=== INFORMATION GIVEN ===
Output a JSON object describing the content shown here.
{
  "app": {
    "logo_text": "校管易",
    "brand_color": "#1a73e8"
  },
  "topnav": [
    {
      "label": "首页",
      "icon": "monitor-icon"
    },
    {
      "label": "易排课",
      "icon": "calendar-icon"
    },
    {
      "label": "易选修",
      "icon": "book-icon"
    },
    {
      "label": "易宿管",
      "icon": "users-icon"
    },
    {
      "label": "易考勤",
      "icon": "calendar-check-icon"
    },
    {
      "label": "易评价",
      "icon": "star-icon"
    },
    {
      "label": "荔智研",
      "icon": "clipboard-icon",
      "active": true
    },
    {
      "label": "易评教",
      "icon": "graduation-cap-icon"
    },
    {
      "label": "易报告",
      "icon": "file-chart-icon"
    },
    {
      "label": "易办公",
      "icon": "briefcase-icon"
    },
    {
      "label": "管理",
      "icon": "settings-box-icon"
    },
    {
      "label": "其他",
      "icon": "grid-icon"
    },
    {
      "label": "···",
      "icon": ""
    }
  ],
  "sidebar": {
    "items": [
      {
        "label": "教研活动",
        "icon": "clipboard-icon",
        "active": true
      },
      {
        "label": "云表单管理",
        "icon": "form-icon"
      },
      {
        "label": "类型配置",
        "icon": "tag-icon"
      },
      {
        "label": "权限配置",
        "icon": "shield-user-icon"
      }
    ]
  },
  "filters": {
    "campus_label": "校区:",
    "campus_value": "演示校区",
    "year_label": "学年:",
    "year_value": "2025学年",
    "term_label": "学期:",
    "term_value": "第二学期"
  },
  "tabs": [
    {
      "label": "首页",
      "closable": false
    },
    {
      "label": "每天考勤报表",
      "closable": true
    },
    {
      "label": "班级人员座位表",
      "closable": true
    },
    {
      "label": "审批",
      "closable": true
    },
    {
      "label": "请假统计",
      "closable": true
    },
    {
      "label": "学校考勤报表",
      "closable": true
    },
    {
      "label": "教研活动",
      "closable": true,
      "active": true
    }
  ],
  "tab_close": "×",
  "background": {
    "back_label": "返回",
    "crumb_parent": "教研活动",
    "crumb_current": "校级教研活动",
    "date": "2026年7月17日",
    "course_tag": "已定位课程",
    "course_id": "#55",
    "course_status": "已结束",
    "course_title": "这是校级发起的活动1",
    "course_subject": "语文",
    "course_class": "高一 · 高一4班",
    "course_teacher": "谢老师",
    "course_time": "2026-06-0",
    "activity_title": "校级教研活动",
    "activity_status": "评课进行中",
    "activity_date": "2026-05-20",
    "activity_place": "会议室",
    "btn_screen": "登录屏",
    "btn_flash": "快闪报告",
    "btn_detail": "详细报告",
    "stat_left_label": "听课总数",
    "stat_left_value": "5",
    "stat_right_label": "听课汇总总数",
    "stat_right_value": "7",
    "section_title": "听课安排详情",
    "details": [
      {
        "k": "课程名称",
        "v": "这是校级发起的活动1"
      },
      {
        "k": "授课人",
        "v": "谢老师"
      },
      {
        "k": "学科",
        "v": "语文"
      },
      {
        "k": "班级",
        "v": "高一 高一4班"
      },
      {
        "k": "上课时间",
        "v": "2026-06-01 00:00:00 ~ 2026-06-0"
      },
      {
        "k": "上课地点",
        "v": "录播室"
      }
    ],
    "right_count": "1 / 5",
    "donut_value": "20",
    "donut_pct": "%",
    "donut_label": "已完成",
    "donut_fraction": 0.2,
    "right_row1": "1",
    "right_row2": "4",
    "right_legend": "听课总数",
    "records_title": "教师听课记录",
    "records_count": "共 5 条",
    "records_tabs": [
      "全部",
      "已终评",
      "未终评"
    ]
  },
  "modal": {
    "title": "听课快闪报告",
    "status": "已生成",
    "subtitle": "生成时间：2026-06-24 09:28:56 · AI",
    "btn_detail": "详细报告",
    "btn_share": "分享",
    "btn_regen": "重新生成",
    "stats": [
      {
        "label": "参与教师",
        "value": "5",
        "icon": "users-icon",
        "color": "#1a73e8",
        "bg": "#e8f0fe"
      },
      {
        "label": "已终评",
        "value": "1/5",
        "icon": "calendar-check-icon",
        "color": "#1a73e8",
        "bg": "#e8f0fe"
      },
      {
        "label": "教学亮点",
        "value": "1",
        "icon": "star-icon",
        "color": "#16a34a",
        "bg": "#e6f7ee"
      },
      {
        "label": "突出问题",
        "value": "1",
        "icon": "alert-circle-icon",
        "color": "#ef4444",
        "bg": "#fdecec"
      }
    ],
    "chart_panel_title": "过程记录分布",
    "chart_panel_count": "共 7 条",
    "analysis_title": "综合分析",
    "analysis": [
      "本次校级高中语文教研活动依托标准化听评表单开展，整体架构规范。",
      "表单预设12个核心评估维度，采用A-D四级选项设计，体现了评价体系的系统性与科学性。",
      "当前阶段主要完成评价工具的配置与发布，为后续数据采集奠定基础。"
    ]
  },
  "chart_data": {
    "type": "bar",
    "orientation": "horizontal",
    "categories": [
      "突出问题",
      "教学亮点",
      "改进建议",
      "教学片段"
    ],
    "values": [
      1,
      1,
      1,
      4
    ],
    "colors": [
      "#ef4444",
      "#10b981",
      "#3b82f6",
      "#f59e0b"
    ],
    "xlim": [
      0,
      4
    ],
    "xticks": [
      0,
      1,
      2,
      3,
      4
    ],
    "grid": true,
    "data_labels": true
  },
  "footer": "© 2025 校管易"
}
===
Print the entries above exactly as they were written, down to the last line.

Output a JSON object describing the content shown here.
{
  "app": {
    "logo_text": "校管易",
    "brand_color": "#1a73e8"
  },
  "topnav": [
    {
      "label": "首页",
      "icon": "monitor-icon"
    },
    {
      "label": "易排课",
      "icon": "calendar-icon"
    },
    {
      "label": "易选修",
      "icon": "book-icon"
    },
    {
      "label": "易宿管",
      "icon": "users-icon"
    },
    {
      "label": "易考勤",
      "icon": "calendar-check-icon"
    },
    {
      "label": "易评价",
      "icon": "star-icon"
    },
    {
      "label": "荔智研",
      "icon": "clipboard-icon",
      "active": true
    },
    {
      "label": "易评教",
      "icon": "graduation-cap-icon"
    },
    {
      "label": "易报告",
      "icon": "file-chart-icon"
    },
    {
      "label": "易办公",
      "icon": "briefcase-icon"
    },
    {
      "label": "管理",
      "icon": "settings-box-icon"
    },
    {
      "label": "其他",
      "icon": "grid-icon"
    },
    {
      "label": "···",
      "icon": ""
    }
  ],
  "sidebar": {
    "items": [
      {
        "label": "教研活动",
        "icon": "clipboard-icon",
        "active": true
      },
      {
        "label": "云表单管理",
        "icon": "form-icon"
      },
      {
        "label": "类型配置",
        "icon": "tag-icon"
      },
      {
        "label": "权限配置",
        "icon": "shield-user-icon"
      }
    ]
  },
  "filters": {
    "campus_label": "校区:",
    "campus_value": "演示校区",
    "year_label": "学年:",
    "year_value": "2025学年",
    "term_label": "学期:",
    "term_value": "第二学期"
  },
  "tabs": [
    {
      "label": "首页",
      "closable": false
    },
    {
      "label": "每天考勤报表",
      "closable": true
    },
    {
      "label": "班级人员座位表",
      "closable": true
    },
    {
      "label": "审批",
      "closable": true
    },
    {
      "label": "请假统计",
      "closable": true
    },
    {
      "label": "学校考勤报表",
      "closable": true
    },
    {
      "label": "教研活动",
      "closable": true,
      "active": true
    }
  ],
  "tab_close": "×",
  "background": {
    "back_label": "返回",
    "crumb_parent": "教研活动",
    "crumb_current": "校级教研活动",
    "date": "2026年7月17日",
    "course_tag": "已定位课程",
    "course_id": "#55",
    "course_status": "已结束",
    "course_title": "这是校级发起的活动1",
    "course_subject": "语文",
    "course_class": "高一 · 高一4班",
    "course_teacher": "谢老师",
    "course_time": "2026-06-0",
    "activity_title": "校级教研活动",
    "activity_status": "评课进行中",
    "activity_date": "2026-05-20",
    "activity_place": "会议室",
    "btn_screen": "登录屏",
    "btn_flash": "快闪报告",
    "btn_detail": "详细报告",
    "stat_left_label": "听课总数",
    "stat_left_value": "5",
    "stat_right_label": "听课汇总总数",
    "stat_right_value": "7",
    "section_title": "听课安排详情",
    "details": [
      {
        "k": "课程名称",
        "v": "这是校级发起的活动1"
      },
      {
        "k": "授课人",
        "v": "谢老师"
      },
      {
        "k": "学科",
        "v": "语文"
      },
      {
        "k": "班级",
        "v": "高一 高一4班"
      },
      {
        "k": "上课时间",
        "v": "2026-06-01 00:00:00 ~ 2026-06-0"
      },
      {
        "k": "上课地点",
        "v": "录播室"
      }
    ],
    "right_count": "1 / 5",
    "donut_value": "20",
    "donut_pct": "%",
    "donut_label": "已完成",
    "donut_fraction": 0.2,
    "right_row1": "1",
    "right_row2": "4",
    "right_legend": "听课总数",
    "records_title": "教师听课记录",
    "records_count": "共 5 条",
    "records_tabs": [
      "全部",
      "已终评",
      "未终评"
    ]
  },
  "modal": {
    "title": "听课快闪报告",
    "status": "已生成",
    "subtitle": "生成时间：2026-06-24 09:28:56 · AI",
    "btn_detail": "详细报告",
    "btn_share": "分享",
    "btn_regen": "重新生成",
    "stats": [
      {
        "label": "参与教师",
        "value": "5",
        "icon": "users-icon",
        "color": "#1a73e8",
        "bg": "#e8f0fe"
      },
      {
        "label": "已终评",
        "value": "1/5",
        "icon": "calendar-check-icon",
        "color": "#1a73e8",
        "bg": "#e8f0fe"
      },
      {
        "label": "教学亮点",
        "value": "1",
        "icon": "star-icon",
        "color": "#16a34a",
        "bg": "#e6f7ee"
      },
      {
        "label": "突出问题",
        "value": "1",
        "icon": "alert-circle-icon",
        "color": "#ef4444",
        "bg": "#fdecec"
      }
    ],
    "chart_panel_title": "过程记录分布",
    "chart_panel_count": "共 7 条",
    "analysis_title": "综合分析",
    "analysis": [
      "本次校级高中语文教研活动依托标准化听评表单开展，整体架构规范。",
      "表单预设12个核心评估维度，采用A-D四级选项设计，体现了评价体系的系统性与科学性。",
      "当前阶段主要完成评价工具的配置与发布，为后续数据采集奠定基础。"
    ]
  },
  "chart_data": {
    "type": "bar",
    "orientation": "horizontal",
    "categories": [
      "突出问题",
      "教学亮点",
      "改进建议",
      "教学片段"
    ],
    "values": [
      1,
      1,
      1,
      4
    ],
    "colors": [
      "#ef4444",
      "#10b981",
      "#3b82f6",
      "#f59e0b"
    ],
    "xlim": [
      0,
      4
    ],
    "xticks": [
      0,
      1,
      2,
      3,
      4
    ],
    "grid": true,
    "data_labels": true
  },
  "footer": "© 2025 校管易"
}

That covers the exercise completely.